Grant graduated in 1843 from the United States Military Academy at West Point, then served in the Mexican–American War. After the war he married Julia Boggs Dent in 1848, their marriage producing four children. Grant initially retired from the Army in 1854. He struggled financially in civilian life. When the Civil War began in 1861, he rejoined the U.S. Army. In 1862, Grant took control of Kentucky and most of Tennessee, and led Union forces to victory in the Battle of Shiloh, earning a reputation as an aggressive commander. He incorporated displaced African American slaves into the Union war effort. In July 1863, after a series of coordinated battles, Grant defeated Confederate armies and seized Vicksburg, giving the Union control of the Mississippi River and dividing the Confederacy in two. After his victories in the Chattanooga Campaign, Lincoln promoted him to lieutenant general and Commanding General of the United States Army in March 1864. Grant confronted Robert E. Lee in a series of bloody battles, trapping Lee's army in their defense of Richmond. Grant coordinated a series of devastating campaigns in other theatres, as well. In April 1865, Lee surrendered to Grant at Appomattox, effectively ending the war. Historians have hailed Grant's military genius, and his strategies are featured in military history textbooks, but a minority contend that he won by brute force rather than superior strategy.
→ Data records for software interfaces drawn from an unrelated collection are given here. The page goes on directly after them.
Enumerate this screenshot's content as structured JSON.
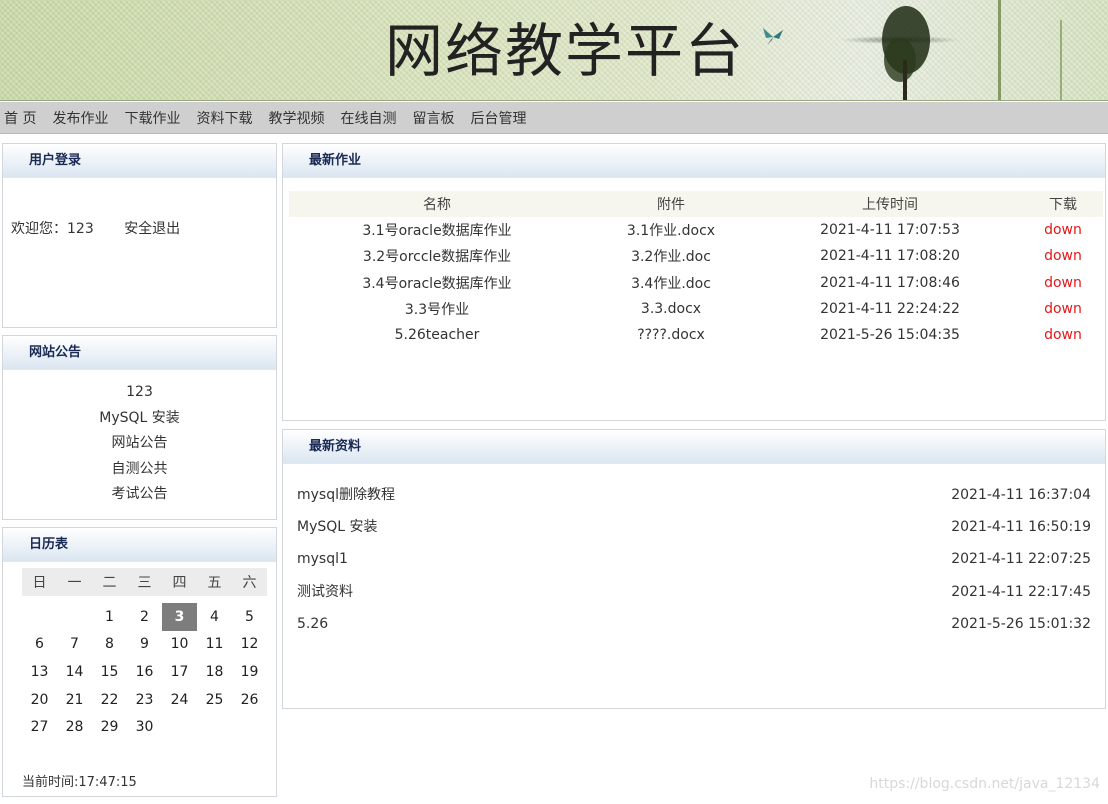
{
  "banner": {
    "title": "网络教学平台"
  },
  "nav": {
    "items": [
      "首 页",
      "发布作业",
      "下载作业",
      "资料下载",
      "教学视频",
      "在线自测",
      "留言板",
      "后台管理"
    ]
  },
  "login": {
    "title": "用户登录",
    "welcome": "欢迎您：123",
    "logout": "安全退出"
  },
  "notice": {
    "title": "网站公告",
    "items": [
      "123",
      "MySQL 安装",
      "网站公告",
      "自测公共",
      "考试公告"
    ]
  },
  "calendar": {
    "title": "日历表",
    "weekdays": [
      "日",
      "一",
      "二",
      "三",
      "四",
      "五",
      "六"
    ],
    "weeks": [
      [
        "",
        "",
        "1",
        "2",
        "3",
        "4",
        "5"
      ],
      [
        "6",
        "7",
        "8",
        "9",
        "10",
        "11",
        "12"
      ],
      [
        "13",
        "14",
        "15",
        "16",
        "17",
        "18",
        "19"
      ],
      [
        "20",
        "21",
        "22",
        "23",
        "24",
        "25",
        "26"
      ],
      [
        "27",
        "28",
        "29",
        "30",
        "",
        "",
        ""
      ]
    ],
    "today": "3",
    "current_time": "当前时间:17:47:15"
  },
  "homework": {
    "title": "最新作业",
    "columns": [
      "名称",
      "附件",
      "上传时间",
      "下载"
    ],
    "rows": [
      [
        "3.1号oracle数据库作业",
        "3.1作业.docx",
        "2021-4-11 17:07:53",
        "down"
      ],
      [
        "3.2号orccle数据库作业",
        "3.2作业.doc",
        "2021-4-11 17:08:20",
        "down"
      ],
      [
        "3.4号oracle数据库作业",
        "3.4作业.doc",
        "2021-4-11 17:08:46",
        "down"
      ],
      [
        "3.3号作业",
        "3.3.docx",
        "2021-4-11 22:24:22",
        "down"
      ],
      [
        "5.26teacher",
        "????.docx",
        "2021-5-26 15:04:35",
        "down"
      ]
    ],
    "link_color": "#e31818"
  },
  "materials": {
    "title": "最新资料",
    "items": [
      {
        "name": "mysql删除教程",
        "time": "2021-4-11 16:37:04"
      },
      {
        "name": "MySQL 安装",
        "time": "2021-4-11 16:50:19"
      },
      {
        "name": "mysql1",
        "time": "2021-4-11 22:07:25"
      },
      {
        "name": "测试资料",
        "time": "2021-4-11 22:17:45"
      },
      {
        "name": "5.26",
        "time": "2021-5-26 15:01:32"
      }
    ]
  },
  "watermark": "https://blog.csdn.net/java_12134"
}
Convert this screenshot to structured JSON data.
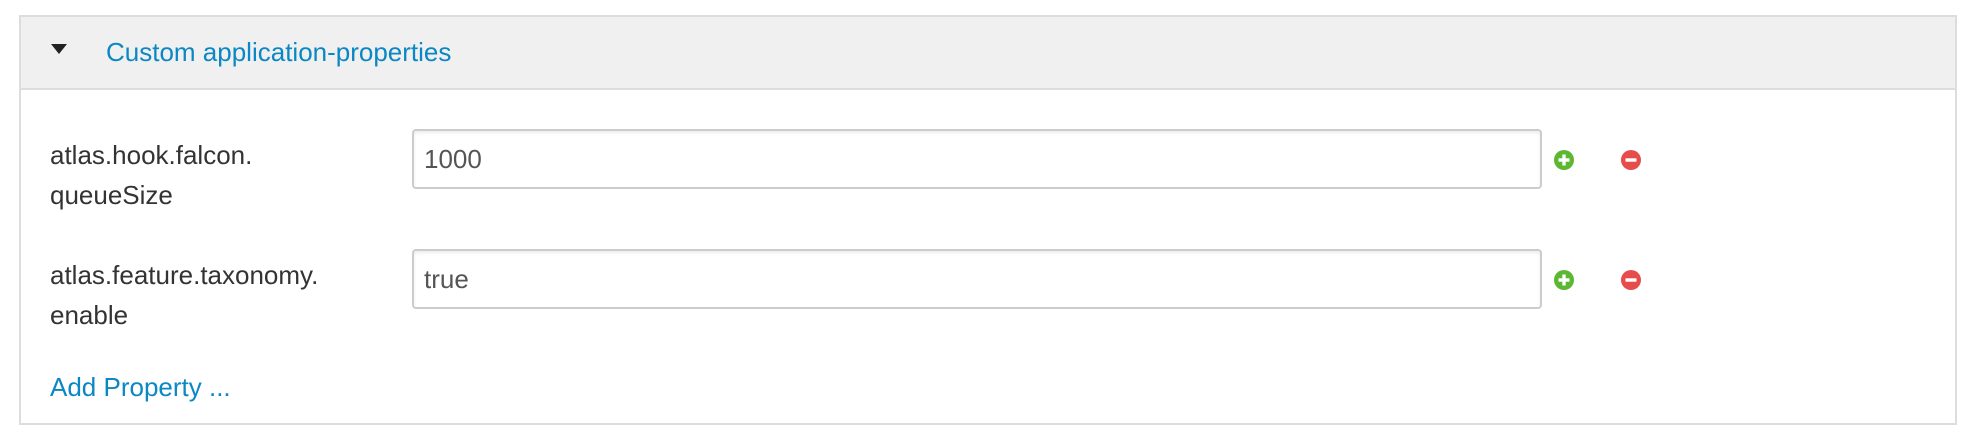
{
  "section": {
    "title": "Custom application-properties",
    "toggle_icon": "caret-down-icon"
  },
  "properties": [
    {
      "label_line1": "atlas.hook.falcon.",
      "label_line2": "queueSize",
      "value": "1000"
    },
    {
      "label_line1": "atlas.feature.taxonomy.",
      "label_line2": "enable",
      "value": "true"
    }
  ],
  "actions": {
    "add_property_label": "Add Property ...",
    "add_icon": "plus-circle-icon",
    "remove_icon": "minus-circle-icon"
  },
  "colors": {
    "link": "#0a87c4",
    "add": "#5cb832",
    "remove": "#e74c4c",
    "header_bg": "#f0f0f0",
    "border": "#dddddd"
  }
}
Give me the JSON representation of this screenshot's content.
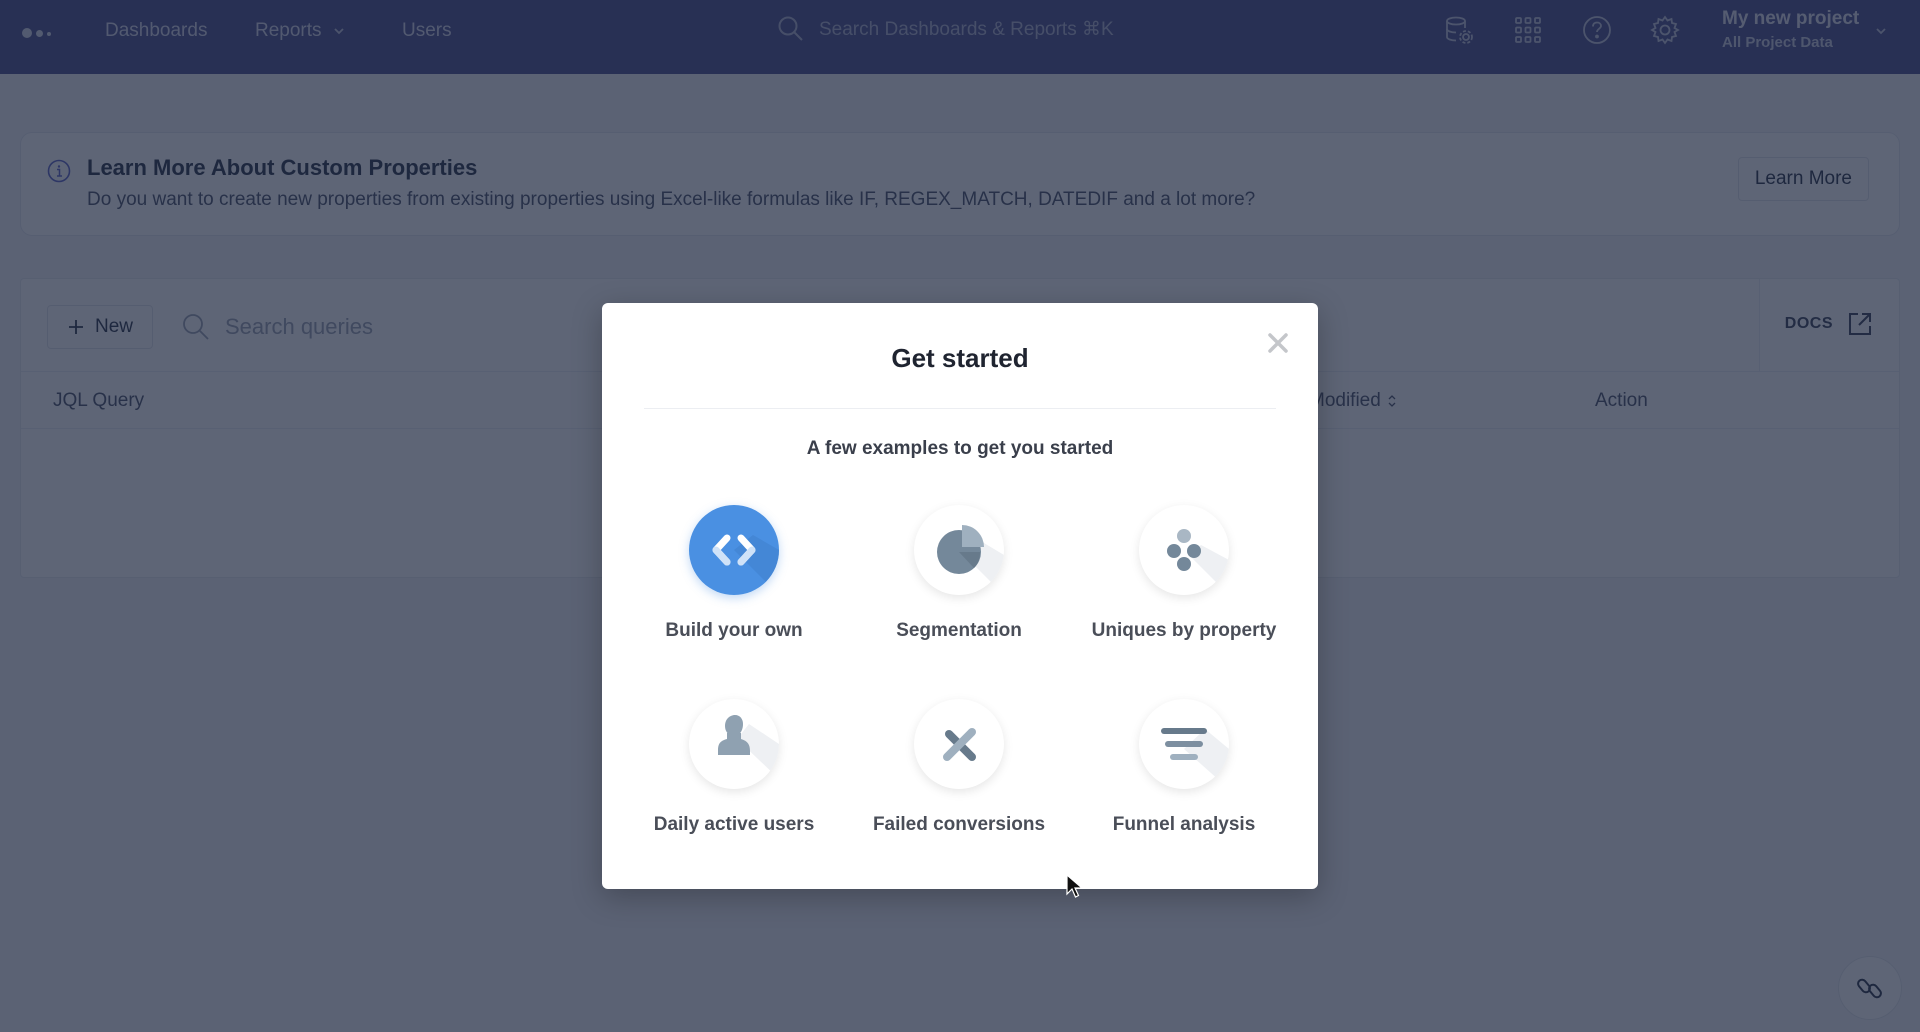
{
  "topnav": {
    "logo": "mixpanel-dots-logo",
    "links": [
      {
        "label": "Dashboards"
      },
      {
        "label": "Reports",
        "has_dropdown": true
      },
      {
        "label": "Users"
      }
    ],
    "search_placeholder": "Search Dashboards & Reports ⌘K",
    "icons": [
      "data-settings-icon",
      "apps-grid-icon",
      "help-icon",
      "settings-gear-icon"
    ],
    "project": {
      "name": "My new project",
      "subtitle": "All Project Data"
    }
  },
  "banner": {
    "title": "Learn More About Custom Properties",
    "description": "Do you want to create new properties from existing properties using Excel-like formulas like IF, REGEX_MATCH, DATEDIF and a lot more?",
    "button_label": "Learn More"
  },
  "queries": {
    "new_button_label": "New",
    "search_placeholder": "Search queries",
    "docs_label": "DOCS",
    "columns": [
      {
        "label": "JQL Query"
      },
      {
        "label": "Modified",
        "sortable": true
      },
      {
        "label": "Action"
      }
    ],
    "rows": []
  },
  "modal": {
    "title": "Get started",
    "subtitle": "A few examples to get you started",
    "examples": [
      {
        "label": "Build your own",
        "icon": "code-brackets-icon",
        "active": true
      },
      {
        "label": "Segmentation",
        "icon": "pie-chart-icon",
        "active": false
      },
      {
        "label": "Uniques by property",
        "icon": "dots-cluster-icon",
        "active": false
      },
      {
        "label": "Daily active users",
        "icon": "user-silhouette-icon",
        "active": false
      },
      {
        "label": "Failed conversions",
        "icon": "x-cross-icon",
        "active": false
      },
      {
        "label": "Funnel analysis",
        "icon": "funnel-icon",
        "active": false
      }
    ]
  },
  "colors": {
    "nav_bg": "#4a4f8c",
    "accent_blue": "#4a90e2",
    "icon_gray": "#7d8fa0",
    "icon_gray_light": "#9fb0bf"
  }
}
After the Civil War, Grant led the army's supervision of Reconstruction in the former Confederate states. Elected president in 1868 and reelected in 1872, he stabilized the nation during that turbulent period, prosecuted the Ku Klux Klan, and enforced civil rights and voting rights laws using the army and the newly created Department of Justice. He also used the army to build the Republican Party in the South. After the disenfranchisement of some former Confederates, Republicans gained majorities, and African Americans were elected to Congress and high state offices. In his second term, the Republican coalitions in the South splintered and were defeated one by one as redeemers (conservatives) regained control using coercion and violence. In May 1875, Grant authorized his Secretary of Treasury Benjamin Bristow to shut down and prosecute the corrupt Whiskey Ring. Grant's Indian Peace Policy, incorporating Christian missionaries, initially reduced frontier violence, but it is best known for the Great Sioux War of 1876. Grant allowed the destruction of bison on the Western Plains to keep Indians on their reservations. Grant responded to charges of corruption in executive offices more than any other 19th Century president. He appointed the first Civil Service Commission and signed legislation ending the corrupt moiety system.

In foreign policy, Grant sought to increase trade and influence while remaining at peace with the world. His administration successfully resolved the Alabama claims by the Treaty of Washington with Great Britain, ending wartime tensions. Grant avoided war with Spain over the Virginius Affair, but Congress rejected his attempted annexation of the Dominican Republic. His administration implemented a gold standard and sought to strengthen the dollar. Corruption charges escalated during his second term, while his response to the Panic of 1873 proved ineffective nationally in halting the five-year industrial depression that produced high unemployment, low prices, low profits, and bankruptcies. Grant left office in 1877 and embarked on a two-year diplomatic world tour that captured the nation's attention.


The visitor can explore the cottage of the Simpson family with close ties to Ulysses Simpson Grant, the Commander of the victorious Union troops in the American Civil War. The Cottage and grounds are open all year round. For tours and the audiovisual show, booking is essential. Facilities are accessible to a wheelchair user with assistance. There is a wide doorway to the audio-visual area, entrances and exits. There is a picnic and BBQ area, children’s play area, toilets, bike rental and a wildlife garden. Coach and car parking is available. Assistance dogs are welcome, as are all dogs.


Location : Grant Ancestral Homestead, Dergenagh Road, Dungannon, Ballygawley, County Tyrone BT70 1TW

Transport: Portadown (NI Rail) then 75 bus to Dungannon then taxi. Bus Routes : No service.

Opening Times: Daily 09:00 to 17:00

Tickets : Free

Tel: 028 8555 7133